Start of Block

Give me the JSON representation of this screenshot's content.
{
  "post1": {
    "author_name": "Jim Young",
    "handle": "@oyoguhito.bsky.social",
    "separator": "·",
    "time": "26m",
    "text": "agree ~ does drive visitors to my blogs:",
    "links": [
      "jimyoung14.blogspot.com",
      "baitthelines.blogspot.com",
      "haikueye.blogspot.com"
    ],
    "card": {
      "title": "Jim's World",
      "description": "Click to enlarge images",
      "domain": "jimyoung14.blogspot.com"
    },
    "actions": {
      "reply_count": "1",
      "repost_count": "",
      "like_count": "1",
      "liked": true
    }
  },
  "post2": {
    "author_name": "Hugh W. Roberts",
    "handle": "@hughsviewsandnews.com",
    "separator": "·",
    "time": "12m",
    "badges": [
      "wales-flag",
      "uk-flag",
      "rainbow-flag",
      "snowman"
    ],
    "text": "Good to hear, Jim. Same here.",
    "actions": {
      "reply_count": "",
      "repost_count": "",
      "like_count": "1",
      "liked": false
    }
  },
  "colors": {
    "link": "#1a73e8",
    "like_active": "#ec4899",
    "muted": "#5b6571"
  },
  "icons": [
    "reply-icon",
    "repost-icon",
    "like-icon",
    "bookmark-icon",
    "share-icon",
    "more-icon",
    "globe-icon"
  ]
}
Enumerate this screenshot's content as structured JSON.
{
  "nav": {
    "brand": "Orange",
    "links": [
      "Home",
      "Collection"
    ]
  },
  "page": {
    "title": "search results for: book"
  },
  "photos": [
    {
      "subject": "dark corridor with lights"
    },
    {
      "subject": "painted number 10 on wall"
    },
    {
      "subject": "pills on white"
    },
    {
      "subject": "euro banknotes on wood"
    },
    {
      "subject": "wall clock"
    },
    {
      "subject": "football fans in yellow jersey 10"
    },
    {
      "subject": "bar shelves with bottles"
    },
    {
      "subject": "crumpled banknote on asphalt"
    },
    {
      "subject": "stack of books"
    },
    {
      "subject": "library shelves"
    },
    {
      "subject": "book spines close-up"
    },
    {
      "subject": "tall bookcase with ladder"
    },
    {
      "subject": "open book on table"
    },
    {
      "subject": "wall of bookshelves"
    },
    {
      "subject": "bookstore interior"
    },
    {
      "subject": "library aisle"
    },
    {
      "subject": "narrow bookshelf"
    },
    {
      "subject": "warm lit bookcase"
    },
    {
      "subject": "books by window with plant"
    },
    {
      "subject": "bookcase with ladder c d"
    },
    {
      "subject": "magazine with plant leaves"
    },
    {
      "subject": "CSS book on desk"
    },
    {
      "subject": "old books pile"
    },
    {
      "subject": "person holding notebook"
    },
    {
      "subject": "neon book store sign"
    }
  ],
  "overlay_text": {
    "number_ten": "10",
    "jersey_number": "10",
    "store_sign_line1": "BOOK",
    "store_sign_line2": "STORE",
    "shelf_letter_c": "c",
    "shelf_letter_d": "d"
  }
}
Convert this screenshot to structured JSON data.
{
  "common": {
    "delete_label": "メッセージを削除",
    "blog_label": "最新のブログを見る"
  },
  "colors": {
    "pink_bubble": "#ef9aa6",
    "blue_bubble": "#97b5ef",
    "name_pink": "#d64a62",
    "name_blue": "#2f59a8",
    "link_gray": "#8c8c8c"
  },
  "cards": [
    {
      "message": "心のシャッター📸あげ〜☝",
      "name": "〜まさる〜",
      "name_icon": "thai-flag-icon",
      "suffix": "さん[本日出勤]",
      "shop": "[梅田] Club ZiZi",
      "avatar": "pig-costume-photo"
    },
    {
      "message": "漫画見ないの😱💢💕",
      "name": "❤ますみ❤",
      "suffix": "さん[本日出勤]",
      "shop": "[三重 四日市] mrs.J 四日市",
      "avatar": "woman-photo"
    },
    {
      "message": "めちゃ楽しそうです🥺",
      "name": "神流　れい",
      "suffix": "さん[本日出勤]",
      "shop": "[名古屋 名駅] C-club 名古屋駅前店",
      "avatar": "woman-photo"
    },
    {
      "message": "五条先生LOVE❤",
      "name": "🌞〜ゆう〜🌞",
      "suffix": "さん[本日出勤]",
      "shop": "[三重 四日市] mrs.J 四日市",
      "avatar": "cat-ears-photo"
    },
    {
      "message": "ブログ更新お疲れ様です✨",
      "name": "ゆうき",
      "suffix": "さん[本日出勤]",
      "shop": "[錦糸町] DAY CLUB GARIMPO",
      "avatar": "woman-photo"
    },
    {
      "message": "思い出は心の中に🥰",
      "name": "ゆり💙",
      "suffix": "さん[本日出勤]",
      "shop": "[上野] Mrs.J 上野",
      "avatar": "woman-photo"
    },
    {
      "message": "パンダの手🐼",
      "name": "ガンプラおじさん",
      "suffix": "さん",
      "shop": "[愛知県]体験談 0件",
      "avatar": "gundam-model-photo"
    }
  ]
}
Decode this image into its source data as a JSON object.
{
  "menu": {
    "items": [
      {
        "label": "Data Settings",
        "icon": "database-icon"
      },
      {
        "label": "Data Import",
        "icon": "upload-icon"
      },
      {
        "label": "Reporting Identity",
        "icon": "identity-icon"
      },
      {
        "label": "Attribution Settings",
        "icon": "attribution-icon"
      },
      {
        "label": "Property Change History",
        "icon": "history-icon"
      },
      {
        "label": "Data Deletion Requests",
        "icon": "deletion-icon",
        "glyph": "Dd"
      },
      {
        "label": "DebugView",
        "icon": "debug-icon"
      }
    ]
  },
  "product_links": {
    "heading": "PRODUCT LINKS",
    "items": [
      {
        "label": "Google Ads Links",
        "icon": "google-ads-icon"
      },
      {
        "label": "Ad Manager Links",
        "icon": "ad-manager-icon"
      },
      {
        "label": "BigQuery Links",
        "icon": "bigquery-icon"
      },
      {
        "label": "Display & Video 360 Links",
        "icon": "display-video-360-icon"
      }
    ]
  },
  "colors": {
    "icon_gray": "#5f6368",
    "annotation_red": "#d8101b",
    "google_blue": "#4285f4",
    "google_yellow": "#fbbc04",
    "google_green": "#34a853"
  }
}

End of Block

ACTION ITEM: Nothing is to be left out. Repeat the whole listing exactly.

REPLY TO THE EXERCISE:
Give me the JSON representation of this screenshot's content.
{
  "post1": {
    "author_name": "Jim Young",
    "handle": "@oyoguhito.bsky.social",
    "separator": "·",
    "time": "26m",
    "text": "agree ~ does drive visitors to my blogs:",
    "links": [
      "jimyoung14.blogspot.com",
      "baitthelines.blogspot.com",
      "haikueye.blogspot.com"
    ],
    "card": {
      "title": "Jim's World",
      "description": "Click to enlarge images",
      "domain": "jimyoung14.blogspot.com"
    },
    "actions": {
      "reply_count": "1",
      "repost_count": "",
      "like_count": "1",
      "liked": true
    }
  },
  "post2": {
    "author_name": "Hugh W. Roberts",
    "handle": "@hughsviewsandnews.com",
    "separator": "·",
    "time": "12m",
    "badges": [
      "wales-flag",
      "uk-flag",
      "rainbow-flag",
      "snowman"
    ],
    "text": "Good to hear, Jim. Same here.",
    "actions": {
      "reply_count": "",
      "repost_count": "",
      "like_count": "1",
      "liked": false
    }
  },
  "colors": {
    "link": "#1a73e8",
    "like_active": "#ec4899",
    "muted": "#5b6571"
  },
  "icons": [
    "reply-icon",
    "repost-icon",
    "like-icon",
    "bookmark-icon",
    "share-icon",
    "more-icon",
    "globe-icon"
  ]
}
Enumerate this screenshot's content as structured JSON.
{
  "nav": {
    "brand": "Orange",
    "links": [
      "Home",
      "Collection"
    ]
  },
  "page": {
    "title": "search results for: book"
  },
  "photos": [
    {
      "subject": "dark corridor with lights"
    },
    {
      "subject": "painted number 10 on wall"
    },
    {
      "subject": "pills on white"
    },
    {
      "subject": "euro banknotes on wood"
    },
    {
      "subject": "wall clock"
    },
    {
      "subject": "football fans in yellow jersey 10"
    },
    {
      "subject": "bar shelves with bottles"
    },
    {
      "subject": "crumpled banknote on asphalt"
    },
    {
      "subject": "stack of books"
    },
    {
      "subject": "library shelves"
    },
    {
      "subject": "book spines close-up"
    },
    {
      "subject": "tall bookcase with ladder"
    },
    {
      "subject": "open book on table"
    },
    {
      "subject": "wall of bookshelves"
    },
    {
      "subject": "bookstore interior"
    },
    {
      "subject": "library aisle"
    },
    {
      "subject": "narrow bookshelf"
    },
    {
      "subject": "warm lit bookcase"
    },
    {
      "subject": "books by window with plant"
    },
    {
      "subject": "bookcase with ladder c d"
    },
    {
      "subject": "magazine with plant leaves"
    },
    {
      "subject": "CSS book on desk"
    },
    {
      "subject": "old books pile"
    },
    {
      "subject": "person holding notebook"
    },
    {
      "subject": "neon book store sign"
    }
  ],
  "overlay_text": {
    "number_ten": "10",
    "jersey_number": "10",
    "store_sign_line1": "BOOK",
    "store_sign_line2": "STORE",
    "shelf_letter_c": "c",
    "shelf_letter_d": "d"
  }
}
Convert this screenshot to structured JSON data.
{
  "common": {
    "delete_label": "メッセージを削除",
    "blog_label": "最新のブログを見る"
  },
  "colors": {
    "pink_bubble": "#ef9aa6",
    "blue_bubble": "#97b5ef",
    "name_pink": "#d64a62",
    "name_blue": "#2f59a8",
    "link_gray": "#8c8c8c"
  },
  "cards": [
    {
      "message": "心のシャッター📸あげ〜☝",
      "name": "〜まさる〜",
      "name_icon": "thai-flag-icon",
      "suffix": "さん[本日出勤]",
      "shop": "[梅田] Club ZiZi",
      "avatar": "pig-costume-photo"
    },
    {
      "message": "漫画見ないの😱💢💕",
      "name": "❤ますみ❤",
      "suffix": "さん[本日出勤]",
      "shop": "[三重 四日市] mrs.J 四日市",
      "avatar": "woman-photo"
    },
    {
      "message": "めちゃ楽しそうです🥺",
      "name": "神流　れい",
      "suffix": "さん[本日出勤]",
      "shop": "[名古屋 名駅] C-club 名古屋駅前店",
      "avatar": "woman-photo"
    },
    {
      "message": "五条先生LOVE❤",
      "name": "🌞〜ゆう〜🌞",
      "suffix": "さん[本日出勤]",
      "shop": "[三重 四日市] mrs.J 四日市",
      "avatar": "cat-ears-photo"
    },
    {
      "message": "ブログ更新お疲れ様です✨",
      "name": "ゆうき",
      "suffix": "さん[本日出勤]",
      "shop": "[錦糸町] DAY CLUB GARIMPO",
      "avatar": "woman-photo"
    },
    {
      "message": "思い出は心の中に🥰",
      "name": "ゆり💙",
      "suffix": "さん[本日出勤]",
      "shop": "[上野] Mrs.J 上野",
      "avatar": "woman-photo"
    },
    {
      "message": "パンダの手🐼",
      "name": "ガンプラおじさん",
      "suffix": "さん",
      "shop": "[愛知県]体験談 0件",
      "avatar": "gundam-model-photo"
    }
  ]
}
Decode this image into its source data as a JSON object.
{
  "menu": {
    "items": [
      {
        "label": "Data Settings",
        "icon": "database-icon"
      },
      {
        "label": "Data Import",
        "icon": "upload-icon"
      },
      {
        "label": "Reporting Identity",
        "icon": "identity-icon"
      },
      {
        "label": "Attribution Settings",
        "icon": "attribution-icon"
      },
      {
        "label": "Property Change History",
        "icon": "history-icon"
      },
      {
        "label": "Data Deletion Requests",
        "icon": "deletion-icon",
        "glyph": "Dd"
      },
      {
        "label": "DebugView",
        "icon": "debug-icon"
      }
    ]
  },
  "product_links": {
    "heading": "PRODUCT LINKS",
    "items": [
      {
        "label": "Google Ads Links",
        "icon": "google-ads-icon"
      },
      {
        "label": "Ad Manager Links",
        "icon": "ad-manager-icon"
      },
      {
        "label": "BigQuery Links",
        "icon": "bigquery-icon"
      },
      {
        "label": "Display & Video 360 Links",
        "icon": "display-video-360-icon"
      }
    ]
  },
  "colors": {
    "icon_gray": "#5f6368",
    "annotation_red": "#d8101b",
    "google_blue": "#4285f4",
    "google_yellow": "#fbbc04",
    "google_green": "#34a853"
  }
}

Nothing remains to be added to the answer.